If NWIW restarts the process, city staff could either trigger a new 45-day scoping period or call for a 30-day scoping review that carries over previous comments as applicable. But regardless of the route, the City Council will remain silent on the issue.
“The City Council, as the city’s legislative body and in accordance with the City Code and Charter, does not participate in the environmental review process regardless of timing,” the city stated. “In order to maintain regulatory neutrality, the City Council does not comment on pending environmental review.”
The pause will now allow the company to develop more details about the proposed plant and talk with members of the community about their concerns, the environmental and safety procedures that would be in place as well as explore further innovations to increase efficiencies and lower impacts.
“We remain committed to Tacoma, and will restart the process after assessing the results of our engagement with the community,” said Godley.
Northwest Innovation Works is proposing the construction of what would be the world’s largest methanol plant on land it leases from the Port of Tacoma. The plant would convert up to 20,000 metric tons of liquefied natural gas piped into the facility each day into methanol, a wood alcohol, that would then be shipped to China and made into olefins, which is a key component of plastics and electrical components. The project would bring 1,000 construction jobs while the facility is being built and about 260 jobs when it is operational. The facility could be in full operation by 2021. The Tacoma plant would be one of three plants being proposed in the Pacific Northwest. The other two are being planned for the Port of Kalama and the Port of St. Helens.

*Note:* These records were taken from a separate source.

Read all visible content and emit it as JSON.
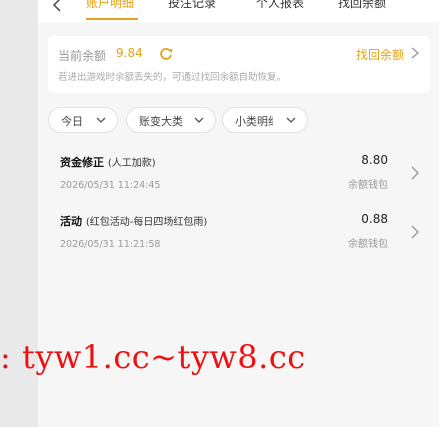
{
  "tabs": [
    {
      "label": "账户明细",
      "active": true
    },
    {
      "label": "投注记录",
      "active": false
    },
    {
      "label": "个人报表",
      "active": false
    },
    {
      "label": "找回余额",
      "active": false
    }
  ],
  "balance": {
    "label": "当前余额",
    "value": "9.84",
    "recover_link": "找回余额",
    "note": "若进出游戏时余额丢失的，可通过找回余额自助恢复。"
  },
  "filters": [
    {
      "label": "今日"
    },
    {
      "label": "账变大类"
    },
    {
      "label": "小类明细"
    }
  ],
  "transactions": [
    {
      "title": "资金修正",
      "subtitle": "(人工加款)",
      "time": "2026/05/31 11:24:45",
      "amount": "8.80",
      "wallet": "余额钱包"
    },
    {
      "title": "活动",
      "subtitle": "(红包活动-每日四场红包雨)",
      "time": "2026/05/31 11:21:58",
      "amount": "0.88",
      "wallet": "余额钱包"
    }
  ],
  "watermark": ": tyw1.cc~tyw8.cc",
  "colors": {
    "accent": "#e3a314",
    "watermark": "#ee1111"
  }
}
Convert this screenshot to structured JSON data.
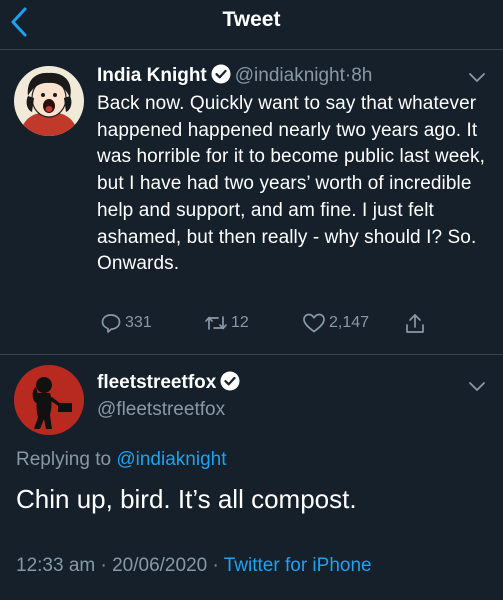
{
  "header": {
    "title": "Tweet"
  },
  "original_tweet": {
    "author_name": "India Knight",
    "handle": "@indiaknight",
    "separator": "·",
    "time": "8h",
    "text": "Back now. Quickly want to say that whatever happened happened nearly two years ago. It was horrible for it to become public last week, but I have had two years’ worth of incredible help and support, and am fine. I just felt ashamed, but then really - why should I? So. Onwards.",
    "replies": "331",
    "retweets": "12",
    "likes": "2,147"
  },
  "reply_tweet": {
    "author_name": "fleetstreetfox",
    "handle": "@fleetstreetfox",
    "replying_prefix": "Replying to",
    "replying_to": "@indiaknight",
    "text": "Chin up, bird. It’s all compost.",
    "timestamp": "12:33 am · 20/06/2020 ·",
    "source": "Twitter for iPhone"
  },
  "colors": {
    "background": "#15202b",
    "accent": "#1da1f2",
    "secondary_text": "#8899a6",
    "divider": "#38444d"
  },
  "icons": [
    "back-chevron-icon",
    "verified-badge-icon",
    "chevron-down-icon",
    "reply-icon",
    "retweet-icon",
    "like-icon",
    "share-icon"
  ]
}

NWIW is a joint venture partly backed by the Chinese government and British Petroleum. The size of the planned plant doubled in size – from two lines to four – after Chinese President Xi Jinping visited the city last year. If all are built, the three facilities would make 14.4 million metric tons of methanol each year, more than double the combined 6.5 million tons currently produced at all of the other facilities around the nation.

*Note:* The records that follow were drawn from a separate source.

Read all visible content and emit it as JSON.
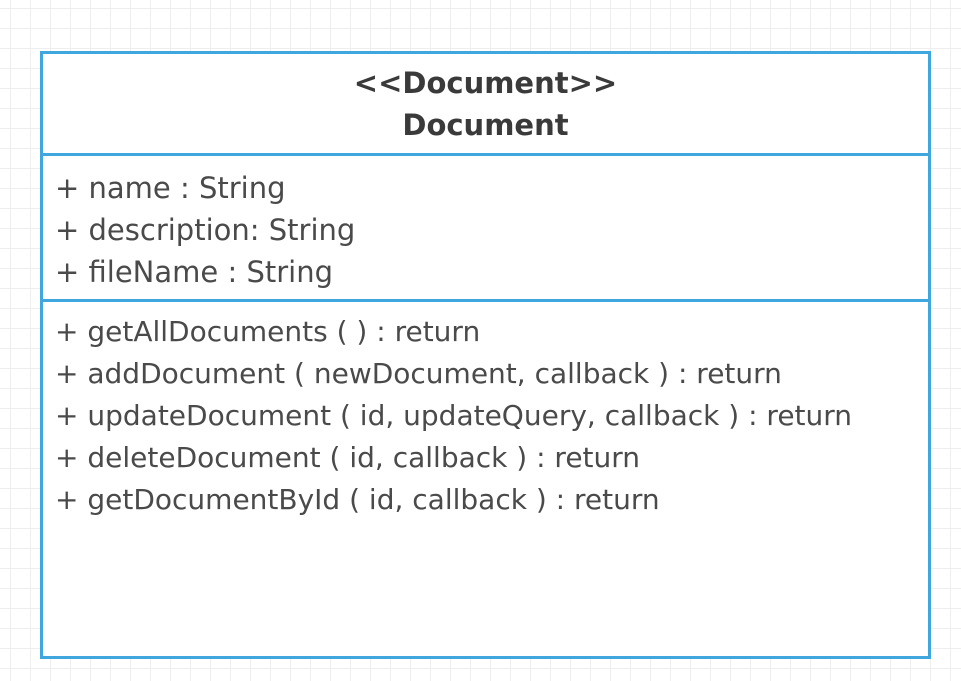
{
  "class_box": {
    "stereotype": "<<Document>>",
    "name": "Document",
    "attributes": [
      "+ name : String",
      "+ description: String",
      "+ fileName : String"
    ],
    "methods": [
      "+ getAllDocuments ( ) : return",
      "+ addDocument ( newDocument, callback ) : return",
      "+ updateDocument ( id, updateQuery, callback ) : return",
      "+ deleteDocument ( id, callback ) : return",
      "+ getDocumentById ( id, callback ) : return"
    ]
  },
  "colors": {
    "border": "#3fa7dd",
    "text": "#4a4a4a",
    "grid": "#eeeeee"
  }
}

Much of the opposition against the proposal centers on environmental concerns regarding the plants demands for water and power. The facility would use 10.4 million gallons of water each day, a 28 percent reduction of water use from first estimates of 14.4 million gallons a day. The drop would come from the reuse of water to cool the plant during the conversion process. The plant would also use up to 450 megawatts of power, which is about the electrical use of 320,000 homes. It would almost double the power managed by Tacoma Public Utilities and require the public utility to buy power on the open market for resale to the facility, which worries some people about higher power bills.
The Tacoma plant would be located in the industrially zoned tideflats, which is already home to other petrochemical facilities, a planned liquefied natural gas plant, railroad tracks, shipping terminals and residential neighborhoods in Browns Point and Fife. The tideflats is also in the lahar zone and on an earthquake fault line as well.